This year holds so much promise, and also so much to be concerned about -- the continued war in Iraq, continuing economic challenges for so many here at home, on-going concern about the impact of our modern society on nature and the environment -- and, of course, this year brings us a national election that could effect all of these things and so much more.

So, as we leave 2007 behind and move into 2008, I wish all of you reading this blog -- wherever you may be -- peace and comfort, your share of happiness, good health, and something to make you proud in the New Year.

Sunday, December 23, 2007

Happy Holidays from Waldlaw!

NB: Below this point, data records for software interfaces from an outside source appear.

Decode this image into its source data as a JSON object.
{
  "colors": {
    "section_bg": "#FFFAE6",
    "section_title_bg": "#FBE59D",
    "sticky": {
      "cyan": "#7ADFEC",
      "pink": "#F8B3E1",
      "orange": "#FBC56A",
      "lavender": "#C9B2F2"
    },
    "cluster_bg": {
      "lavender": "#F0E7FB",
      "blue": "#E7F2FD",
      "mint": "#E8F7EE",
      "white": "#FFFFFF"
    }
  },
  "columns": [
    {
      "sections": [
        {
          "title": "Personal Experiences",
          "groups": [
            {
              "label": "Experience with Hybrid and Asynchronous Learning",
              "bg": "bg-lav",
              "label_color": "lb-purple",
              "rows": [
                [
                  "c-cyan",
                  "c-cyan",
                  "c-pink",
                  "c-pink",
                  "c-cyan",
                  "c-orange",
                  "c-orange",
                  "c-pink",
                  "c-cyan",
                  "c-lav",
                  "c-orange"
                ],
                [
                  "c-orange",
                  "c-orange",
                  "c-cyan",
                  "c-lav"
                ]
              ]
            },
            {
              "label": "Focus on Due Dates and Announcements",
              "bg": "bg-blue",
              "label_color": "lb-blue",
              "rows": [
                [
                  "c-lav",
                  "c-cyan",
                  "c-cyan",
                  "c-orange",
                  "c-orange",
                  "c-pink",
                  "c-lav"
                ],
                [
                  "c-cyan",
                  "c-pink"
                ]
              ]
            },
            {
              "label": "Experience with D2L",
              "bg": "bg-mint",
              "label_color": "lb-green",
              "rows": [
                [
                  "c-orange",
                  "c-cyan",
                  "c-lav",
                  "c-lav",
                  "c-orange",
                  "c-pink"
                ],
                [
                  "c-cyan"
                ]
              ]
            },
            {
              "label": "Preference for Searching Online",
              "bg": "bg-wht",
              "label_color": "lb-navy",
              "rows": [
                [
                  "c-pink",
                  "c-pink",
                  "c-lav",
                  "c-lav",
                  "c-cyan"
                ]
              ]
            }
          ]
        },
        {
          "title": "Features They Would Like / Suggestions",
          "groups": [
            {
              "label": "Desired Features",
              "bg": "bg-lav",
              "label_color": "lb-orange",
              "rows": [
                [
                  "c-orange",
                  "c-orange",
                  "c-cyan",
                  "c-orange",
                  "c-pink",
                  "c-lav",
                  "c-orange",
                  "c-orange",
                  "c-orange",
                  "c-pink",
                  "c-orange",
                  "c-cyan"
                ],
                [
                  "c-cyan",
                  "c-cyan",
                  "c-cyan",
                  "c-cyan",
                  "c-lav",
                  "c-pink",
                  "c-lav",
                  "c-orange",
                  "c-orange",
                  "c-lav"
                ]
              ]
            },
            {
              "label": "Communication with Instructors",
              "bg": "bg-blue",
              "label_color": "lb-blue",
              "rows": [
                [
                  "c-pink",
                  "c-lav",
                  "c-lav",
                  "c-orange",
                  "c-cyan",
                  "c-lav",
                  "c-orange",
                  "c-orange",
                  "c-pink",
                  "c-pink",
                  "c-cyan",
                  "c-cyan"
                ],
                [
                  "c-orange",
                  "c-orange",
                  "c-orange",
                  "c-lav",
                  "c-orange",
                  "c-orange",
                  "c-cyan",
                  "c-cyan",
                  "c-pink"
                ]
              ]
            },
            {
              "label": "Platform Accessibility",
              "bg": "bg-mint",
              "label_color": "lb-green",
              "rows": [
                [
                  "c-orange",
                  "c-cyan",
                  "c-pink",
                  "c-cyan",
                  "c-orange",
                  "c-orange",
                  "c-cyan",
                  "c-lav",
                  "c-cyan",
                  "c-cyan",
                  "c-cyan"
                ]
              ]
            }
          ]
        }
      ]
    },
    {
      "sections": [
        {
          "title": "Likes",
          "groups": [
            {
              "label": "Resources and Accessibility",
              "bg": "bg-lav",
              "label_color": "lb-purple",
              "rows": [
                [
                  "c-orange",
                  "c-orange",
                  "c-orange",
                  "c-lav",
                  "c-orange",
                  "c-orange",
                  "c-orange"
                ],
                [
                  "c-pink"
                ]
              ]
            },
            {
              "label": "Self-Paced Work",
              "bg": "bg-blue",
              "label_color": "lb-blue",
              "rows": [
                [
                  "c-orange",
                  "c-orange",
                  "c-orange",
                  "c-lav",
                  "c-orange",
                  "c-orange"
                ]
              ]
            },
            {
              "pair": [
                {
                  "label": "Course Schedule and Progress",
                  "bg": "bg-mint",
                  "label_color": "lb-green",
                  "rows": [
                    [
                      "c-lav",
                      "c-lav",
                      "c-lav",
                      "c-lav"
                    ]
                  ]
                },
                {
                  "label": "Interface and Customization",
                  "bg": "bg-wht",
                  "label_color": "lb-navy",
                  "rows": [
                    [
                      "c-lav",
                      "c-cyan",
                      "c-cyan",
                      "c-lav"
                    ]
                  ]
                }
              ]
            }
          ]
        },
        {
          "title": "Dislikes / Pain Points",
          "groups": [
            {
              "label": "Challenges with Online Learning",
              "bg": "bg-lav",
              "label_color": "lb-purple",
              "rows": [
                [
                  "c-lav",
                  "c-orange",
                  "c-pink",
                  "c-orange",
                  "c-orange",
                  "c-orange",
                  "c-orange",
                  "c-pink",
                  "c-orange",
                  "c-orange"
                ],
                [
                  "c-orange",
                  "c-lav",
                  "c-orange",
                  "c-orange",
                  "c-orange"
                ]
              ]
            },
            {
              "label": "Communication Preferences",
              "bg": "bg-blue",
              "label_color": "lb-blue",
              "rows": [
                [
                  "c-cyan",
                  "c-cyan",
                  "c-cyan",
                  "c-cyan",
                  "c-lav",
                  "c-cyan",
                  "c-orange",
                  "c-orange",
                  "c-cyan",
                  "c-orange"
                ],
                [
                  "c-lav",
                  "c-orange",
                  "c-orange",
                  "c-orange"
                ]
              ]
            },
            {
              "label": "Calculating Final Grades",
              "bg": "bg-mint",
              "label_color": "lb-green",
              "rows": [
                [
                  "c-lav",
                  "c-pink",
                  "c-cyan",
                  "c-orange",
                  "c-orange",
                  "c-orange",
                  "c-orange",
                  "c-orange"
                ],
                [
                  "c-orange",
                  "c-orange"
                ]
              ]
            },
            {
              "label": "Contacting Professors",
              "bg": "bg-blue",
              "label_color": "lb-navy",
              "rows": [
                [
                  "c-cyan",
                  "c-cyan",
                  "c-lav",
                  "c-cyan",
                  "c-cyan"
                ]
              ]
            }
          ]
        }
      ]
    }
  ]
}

It's that time of year again.... My family, being a mixture of Jewish and Christian, celebrates almost any holiday that comes our way. When our children were little, for one year we tried celebrating both Chanukah and Christmas with gifts, and one year convinced us that this wasn't a good plan. Our older son was born in mid-November; our younger son in January -- so for that year, there were birthday gifts in November, then 8 nights of Chanukah gifts, then Christmas gifts, then birthday gifts in January again.... By the end of January, we had convinced our children that they were entitled to presents every few weeks regardless, and February and March ended up being pretty bleak months of "where's my next present" mayhem. We learned from that experience.... So now, Chanukah is the festival of light that it started out as -- we light candles every night, eat latkes (potato pancakes), sing songs. The kids fight over whose turn it is to light the candles, and don't even remember that once there were presents. We gather with Jewish friends to share the warmth of good food and company, and each year our children make a donation to a charity of choice as a way of giving thanks for what we have that others don't. And then comes Christmas.... We, as many of you, are caught up in the whirlwind of out-of-town family arriving; last minute shopping; planning menus; wandering the neighborhood looking at lights. It is, truly, a magical time of year -- and if we can avoid the malls, it is a joyful holiday. I hope that all of you find a way to celebrate this holiday season that reminds you of all the blessings in your life, whatever they may be. From all of us at Waldlaw, we wish you a wonderful, restful holiday season and look forward to sharing a healthy, happy and productive 2008.